Suddenly, out of his pocket comes something to complete the joys of rosé, the coveted Whispering Angel tattoo. Not pink, but gold, maybe even rose gold in color. Indeed, it was just a small slice of this rosé phenomenon and lifestyle, which has taken over the Hamptons and South Beach, to festive Côte d’Azur weekend jaunts and exhibited by Instagram hashtags that go for miles below a refreshing photo of a rosé or a boomerang of clinking glasses.
“Alain beat the streets and put rosé in 107 countries,” says Stu. “He made everyone want to drink rosé.”
In 2006, Chateau d’Esclans produced 10,000 cases of Whispering Angel. In 2016, 360,000 cases. 2017 was the year rosé replaced French red and white wines as the top category seller in the U.S. Approximately one in every five bottles of rosé sold in the states now comes from Chateau d’Esclans. The brand embodies hip sophistication, vivaciousness, candor, conviviality. Total millennial madness. Wine critic Jancis Robinson called it “more palate-grabbing by far from the Provençal pink norm.”
As he joyfully flipped through the three-inch book of media clippings he carries around like a trophy, he reminded me that beyond the brand’s global dominance, he and Sacha have always been committed to growing the category. This has made fellow growers, winemakers and consumers alike pleased to be in the pink. Overall, rosé imported to the United States is projected to reach 3 million cases by 2020. Less than a decade ago, rosés from Provence stood at just 123,000 cases in the U.S. market.
What is the key to his success? “Persistence, I think so,” says Alain. “I dedicated my life to it so I believe in it and honor that relationship and friendship [with Sacha]. Voila, it’s in the heart!”
As we walked out, he left me with one more thing to think about. “This is called ‘Let me blow you away!'” This time he pulled out a red, silk handkerchief from his jacket, he swiftly moved it across the air, tucked it into his fist, opened up his hands to reveal nothing.

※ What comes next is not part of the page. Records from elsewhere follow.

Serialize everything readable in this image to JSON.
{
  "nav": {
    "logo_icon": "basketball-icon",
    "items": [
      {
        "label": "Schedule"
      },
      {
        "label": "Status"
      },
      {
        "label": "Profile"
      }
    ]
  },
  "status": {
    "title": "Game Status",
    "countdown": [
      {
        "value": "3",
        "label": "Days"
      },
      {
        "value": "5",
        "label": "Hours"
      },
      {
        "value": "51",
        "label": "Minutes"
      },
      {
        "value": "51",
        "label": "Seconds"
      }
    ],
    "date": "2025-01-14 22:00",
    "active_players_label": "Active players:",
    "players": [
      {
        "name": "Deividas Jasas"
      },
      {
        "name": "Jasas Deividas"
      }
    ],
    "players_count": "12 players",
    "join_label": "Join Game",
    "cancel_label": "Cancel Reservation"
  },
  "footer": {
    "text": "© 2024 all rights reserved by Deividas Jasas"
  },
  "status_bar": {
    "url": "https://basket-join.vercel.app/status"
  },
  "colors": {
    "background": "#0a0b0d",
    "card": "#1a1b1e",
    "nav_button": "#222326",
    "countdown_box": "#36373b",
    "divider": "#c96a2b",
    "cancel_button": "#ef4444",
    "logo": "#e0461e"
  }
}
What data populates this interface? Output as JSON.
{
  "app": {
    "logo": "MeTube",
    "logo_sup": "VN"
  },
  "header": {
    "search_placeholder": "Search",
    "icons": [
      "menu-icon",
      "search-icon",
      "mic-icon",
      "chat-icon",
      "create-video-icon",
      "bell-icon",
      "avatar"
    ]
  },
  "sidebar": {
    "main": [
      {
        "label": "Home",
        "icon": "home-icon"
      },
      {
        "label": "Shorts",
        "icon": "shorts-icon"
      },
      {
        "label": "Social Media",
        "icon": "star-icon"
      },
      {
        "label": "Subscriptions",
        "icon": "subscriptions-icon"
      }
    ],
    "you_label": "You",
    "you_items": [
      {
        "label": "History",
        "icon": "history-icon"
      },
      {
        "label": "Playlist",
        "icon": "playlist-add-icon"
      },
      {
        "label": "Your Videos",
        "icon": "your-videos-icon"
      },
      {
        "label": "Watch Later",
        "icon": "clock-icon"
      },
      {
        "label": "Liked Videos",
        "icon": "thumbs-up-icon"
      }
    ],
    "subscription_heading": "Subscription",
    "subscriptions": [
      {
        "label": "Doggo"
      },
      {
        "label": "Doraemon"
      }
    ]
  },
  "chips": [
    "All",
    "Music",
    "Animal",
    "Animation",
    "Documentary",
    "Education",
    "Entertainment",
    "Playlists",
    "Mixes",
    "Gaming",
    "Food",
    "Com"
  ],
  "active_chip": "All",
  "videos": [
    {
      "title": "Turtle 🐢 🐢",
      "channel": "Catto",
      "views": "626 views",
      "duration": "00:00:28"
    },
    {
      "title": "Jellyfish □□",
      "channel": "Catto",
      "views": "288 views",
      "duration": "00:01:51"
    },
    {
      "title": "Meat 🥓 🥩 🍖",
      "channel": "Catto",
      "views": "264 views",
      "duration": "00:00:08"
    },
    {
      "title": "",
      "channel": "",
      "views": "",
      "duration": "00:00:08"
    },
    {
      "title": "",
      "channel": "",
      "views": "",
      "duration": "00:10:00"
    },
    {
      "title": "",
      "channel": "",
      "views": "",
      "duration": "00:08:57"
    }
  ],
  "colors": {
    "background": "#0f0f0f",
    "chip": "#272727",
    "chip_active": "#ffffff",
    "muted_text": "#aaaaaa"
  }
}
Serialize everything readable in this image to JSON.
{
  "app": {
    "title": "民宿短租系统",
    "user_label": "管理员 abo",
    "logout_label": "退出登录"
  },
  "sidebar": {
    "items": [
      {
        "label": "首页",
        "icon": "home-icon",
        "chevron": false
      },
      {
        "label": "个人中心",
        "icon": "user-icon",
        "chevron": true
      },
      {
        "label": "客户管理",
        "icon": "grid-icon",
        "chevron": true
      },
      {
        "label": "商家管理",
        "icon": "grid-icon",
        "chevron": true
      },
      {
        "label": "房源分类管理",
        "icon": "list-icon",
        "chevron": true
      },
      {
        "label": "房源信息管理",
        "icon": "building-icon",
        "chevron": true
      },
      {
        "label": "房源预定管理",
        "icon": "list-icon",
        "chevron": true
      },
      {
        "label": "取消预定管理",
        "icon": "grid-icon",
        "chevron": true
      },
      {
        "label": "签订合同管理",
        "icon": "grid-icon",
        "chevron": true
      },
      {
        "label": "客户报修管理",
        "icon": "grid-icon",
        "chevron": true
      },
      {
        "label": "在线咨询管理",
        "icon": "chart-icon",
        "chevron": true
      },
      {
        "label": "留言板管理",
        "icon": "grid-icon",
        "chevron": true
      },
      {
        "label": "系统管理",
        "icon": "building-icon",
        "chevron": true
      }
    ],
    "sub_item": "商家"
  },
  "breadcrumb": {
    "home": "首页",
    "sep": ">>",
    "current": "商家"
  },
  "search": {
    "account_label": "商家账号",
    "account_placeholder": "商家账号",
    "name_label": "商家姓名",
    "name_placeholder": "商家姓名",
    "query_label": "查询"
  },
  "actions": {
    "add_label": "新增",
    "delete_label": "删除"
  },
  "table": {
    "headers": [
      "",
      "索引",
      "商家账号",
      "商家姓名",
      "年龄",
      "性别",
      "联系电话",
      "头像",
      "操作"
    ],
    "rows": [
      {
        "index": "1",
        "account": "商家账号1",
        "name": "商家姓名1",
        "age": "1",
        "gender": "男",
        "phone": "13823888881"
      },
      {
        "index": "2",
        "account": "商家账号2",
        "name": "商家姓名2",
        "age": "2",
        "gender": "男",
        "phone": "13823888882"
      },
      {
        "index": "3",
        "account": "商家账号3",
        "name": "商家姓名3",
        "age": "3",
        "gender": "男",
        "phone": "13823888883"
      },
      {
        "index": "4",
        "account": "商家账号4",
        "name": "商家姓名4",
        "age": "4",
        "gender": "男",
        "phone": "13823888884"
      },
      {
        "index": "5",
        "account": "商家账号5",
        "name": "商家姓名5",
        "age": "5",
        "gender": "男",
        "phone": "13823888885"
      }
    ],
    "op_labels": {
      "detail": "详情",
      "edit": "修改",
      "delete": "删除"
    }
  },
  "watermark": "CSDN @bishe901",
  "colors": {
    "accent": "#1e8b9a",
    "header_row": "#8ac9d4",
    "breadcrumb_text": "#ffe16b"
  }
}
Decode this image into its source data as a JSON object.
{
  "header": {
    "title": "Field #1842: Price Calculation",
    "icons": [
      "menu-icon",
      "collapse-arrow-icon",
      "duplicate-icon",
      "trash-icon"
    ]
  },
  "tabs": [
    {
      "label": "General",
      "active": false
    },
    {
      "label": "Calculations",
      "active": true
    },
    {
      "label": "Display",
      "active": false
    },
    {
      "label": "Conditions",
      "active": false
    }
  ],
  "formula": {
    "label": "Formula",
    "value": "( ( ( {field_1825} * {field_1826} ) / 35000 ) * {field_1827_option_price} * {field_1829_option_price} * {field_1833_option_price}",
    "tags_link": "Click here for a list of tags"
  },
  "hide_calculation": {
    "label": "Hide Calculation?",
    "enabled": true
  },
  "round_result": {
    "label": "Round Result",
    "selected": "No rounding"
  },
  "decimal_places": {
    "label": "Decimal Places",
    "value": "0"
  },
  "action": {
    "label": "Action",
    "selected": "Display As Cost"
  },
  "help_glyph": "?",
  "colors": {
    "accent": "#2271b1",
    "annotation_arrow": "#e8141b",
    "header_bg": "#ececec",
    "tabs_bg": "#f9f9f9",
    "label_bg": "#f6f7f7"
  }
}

Then after a few more fancy hand motions, voila! The handkerchief reappeared.
Magic. But the biggest applause goes to the rosé appearing in everyone’s glass.